(Beginning of Entries provided)
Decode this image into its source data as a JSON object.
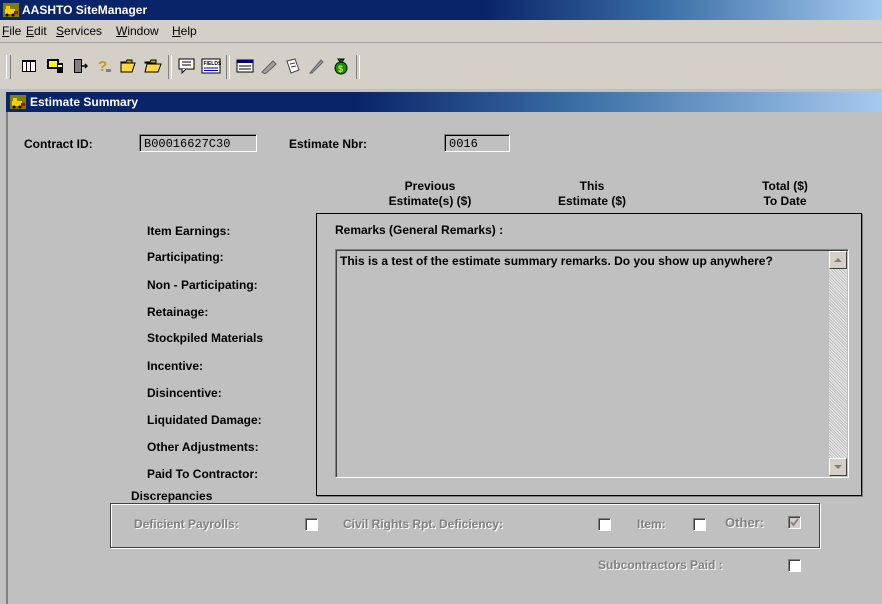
{
  "app": {
    "title": "AASHTO SiteManager"
  },
  "menu": [
    {
      "label": "File",
      "ul": "F",
      "rest": "ile"
    },
    {
      "label": "Edit",
      "ul": "E",
      "rest": "dit"
    },
    {
      "label": "Services",
      "ul": "S",
      "rest": "ervices"
    },
    {
      "label": "Window",
      "ul": "W",
      "rest": "indow"
    },
    {
      "label": "Help",
      "ul": "H",
      "rest": "elp"
    }
  ],
  "toolbar_icons": [
    "calculator-icon",
    "monitor-icon",
    "exit-door-icon",
    "help-question-icon",
    "open-folder-icon",
    "open-folder-2-icon",
    "speech-bubble-icon",
    "fields-icon",
    "table-window-icon",
    "tools-icon",
    "document-icon",
    "pen-icon",
    "money-bag-icon"
  ],
  "window": {
    "title": "Estimate Summary"
  },
  "header": {
    "contract_label": "Contract ID:",
    "contract_value": "B00016627C30",
    "estimate_label": "Estimate Nbr:",
    "estimate_value": "0016"
  },
  "columns": {
    "previous_1": "Previous",
    "previous_2": "Estimate(s) ($)",
    "this_1": "This",
    "this_2": "Estimate ($)",
    "total_1": "Total ($)",
    "total_2": "To Date"
  },
  "rows": [
    "Item Earnings:",
    "Participating:",
    "Non - Participating:",
    "Retainage:",
    "Stockpiled Materials",
    "Incentive:",
    "Disincentive:",
    "Liquidated Damage:",
    "Other Adjustments:",
    "Paid To Contractor:"
  ],
  "remarks": {
    "title": "Remarks (General Remarks) :",
    "text": "This is a test of the estimate summary remarks.  Do you show up anywhere?"
  },
  "discrepancies": {
    "title": "Discrepancies",
    "deficient_payrolls": "Deficient Payrolls:",
    "civil_rights": "Civil Rights Rpt. Deficiency:",
    "item": "Item:",
    "other": "Other:",
    "other_checked": true
  },
  "subcontractors_paid": "Subcontractors Paid :",
  "colors": {
    "title_bar": "#0a246a",
    "face": "#c0c0c0"
  }
}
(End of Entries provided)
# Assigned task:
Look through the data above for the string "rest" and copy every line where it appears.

# Answer for this exercise:
      "rest": "ile"
      "rest": "dit"
      "rest": "ervices"
      "rest": "indow"
      "rest": "elp"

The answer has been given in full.